The most widely accepted “rule” for the amount of homework for students is 10 minutes per night per grade level. That means that a second grader should expect 20 minutes per night. The rule is not universal and is quite often ignored. But even if it were followed families with three or four children in school can still get hammered, especially if parents are asked to help.
Parents Need to Know Teachers Do not Always Agree on the Purpose of Homework
It is important to understand that homework is not viewed as equally important by those involved in educational research. Some see it as unnecessary while others consider it as essential. Many teachers see homework as fundamental to the development of responsibility. Parents might agree to some extent, but also see responsibility development as a parental matter.

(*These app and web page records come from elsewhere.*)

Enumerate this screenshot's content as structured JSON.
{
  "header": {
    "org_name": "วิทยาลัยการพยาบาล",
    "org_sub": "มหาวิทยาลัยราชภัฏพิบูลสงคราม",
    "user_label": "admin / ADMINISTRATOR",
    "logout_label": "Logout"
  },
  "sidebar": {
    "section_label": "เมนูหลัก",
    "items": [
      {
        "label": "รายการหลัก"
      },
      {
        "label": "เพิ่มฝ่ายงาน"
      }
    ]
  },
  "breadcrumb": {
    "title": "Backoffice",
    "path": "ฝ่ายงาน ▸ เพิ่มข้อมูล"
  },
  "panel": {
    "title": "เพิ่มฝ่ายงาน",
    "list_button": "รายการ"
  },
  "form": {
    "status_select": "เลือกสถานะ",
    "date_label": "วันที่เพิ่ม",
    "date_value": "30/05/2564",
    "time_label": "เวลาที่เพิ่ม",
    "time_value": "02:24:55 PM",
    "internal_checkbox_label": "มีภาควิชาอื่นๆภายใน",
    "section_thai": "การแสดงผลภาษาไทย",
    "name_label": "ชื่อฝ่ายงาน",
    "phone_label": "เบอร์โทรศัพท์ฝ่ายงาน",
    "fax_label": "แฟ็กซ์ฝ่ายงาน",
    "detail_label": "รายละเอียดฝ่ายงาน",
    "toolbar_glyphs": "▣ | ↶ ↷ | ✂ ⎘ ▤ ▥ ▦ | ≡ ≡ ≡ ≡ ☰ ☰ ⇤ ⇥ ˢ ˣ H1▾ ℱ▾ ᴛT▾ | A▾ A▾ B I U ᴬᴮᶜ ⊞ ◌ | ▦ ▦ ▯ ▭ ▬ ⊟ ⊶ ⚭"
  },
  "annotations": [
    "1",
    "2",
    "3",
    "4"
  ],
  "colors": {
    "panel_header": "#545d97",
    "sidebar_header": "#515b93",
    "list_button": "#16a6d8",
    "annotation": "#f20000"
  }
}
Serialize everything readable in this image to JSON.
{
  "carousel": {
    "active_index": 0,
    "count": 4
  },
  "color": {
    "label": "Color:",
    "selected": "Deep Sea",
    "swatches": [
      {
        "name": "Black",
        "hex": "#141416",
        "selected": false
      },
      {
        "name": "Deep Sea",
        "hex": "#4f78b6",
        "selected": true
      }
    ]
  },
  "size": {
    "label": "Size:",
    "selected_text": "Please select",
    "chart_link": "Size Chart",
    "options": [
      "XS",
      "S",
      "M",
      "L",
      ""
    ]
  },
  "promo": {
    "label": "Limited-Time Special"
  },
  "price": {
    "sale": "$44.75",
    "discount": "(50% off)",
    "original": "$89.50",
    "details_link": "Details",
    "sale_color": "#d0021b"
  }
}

Parents may well be right. Responsible students tend to be raised by parents who monitor their children’s lessons and encourage responsibility as a broad trait that entails much more than homework. Irresponsible students are not likely to become significantly more responsible simply because teachers assign homework.
Another issue is the grading of homework. Homework is a type of practice. Students hopefully learn from practice if it is well-conceived and relevant. Parents should be able to tell whether or not the homework being assigned is on target. That is, the homework should be linked to learning standards which should be made available to parents.
Moreover, homework – as practice – is a formative assessment, meaning that it is to be used in a non-stressful way to give students a chance to work on the material being learned. Teachers review it with students and/or take it up and examine it without expecting perfection. Practice is not graded!
Grading homework is another point of disagreement with teachers, and some count it as a major part of a grade – perhaps 25%. Should practice or responsibility training be graded? Grades are derived from summative assessments – tests and quizzes primarily.
If parents find themselves spending frustrating evenings helping with – or essentially completing – homework assignments, something is wrong. It’s one thing for a child to ask for minor assistance with homework; it’s entirely something else if parents have to sit down with the child and help complete every item.
Homework should be completed by students with little or no help. If parental assistance is a frequent problem a conference is called for to see whether the assignments are too hard or if the child is just not getting it.
Parents Should Teach Themselves About Homework and the Issues
There are numerous homework blogs and websites available on the Internet that can help parents get a grasp on the homework dilemma. There are also other parents who might be having similar problems. When conferring with a teacher or principal about homework a parent should be armed with knowledge, not emotion. Here are a few points worth knowing about homework:
- The use of homework has increased drastically since the late 50’s, but the United States has not made significant gains in standardized test scores, graduation rates, or responsible behavior.
- Many teachers do not understand the difference between formative and summative assessments.
- Educators generally agree that students should not fail because of missing or failed homework.
- Children need some down time in the evening and on weekends to relax and spend time with friends and family.
- Homework is a more effective teaching tool in high school than in elementary school where its benefits are limited.
The purpose of homework is not consistently defined or understood. Elementary school children should have short assignments – if any. Several children can compound parental duties in the evening if homework is too hard or if the assignment is too long. Parents should try to do other activities like coloring pages with their kids and grow a lasting bond. Coloring stimulates creativity and most importantly it contributes to better handwriting for kids.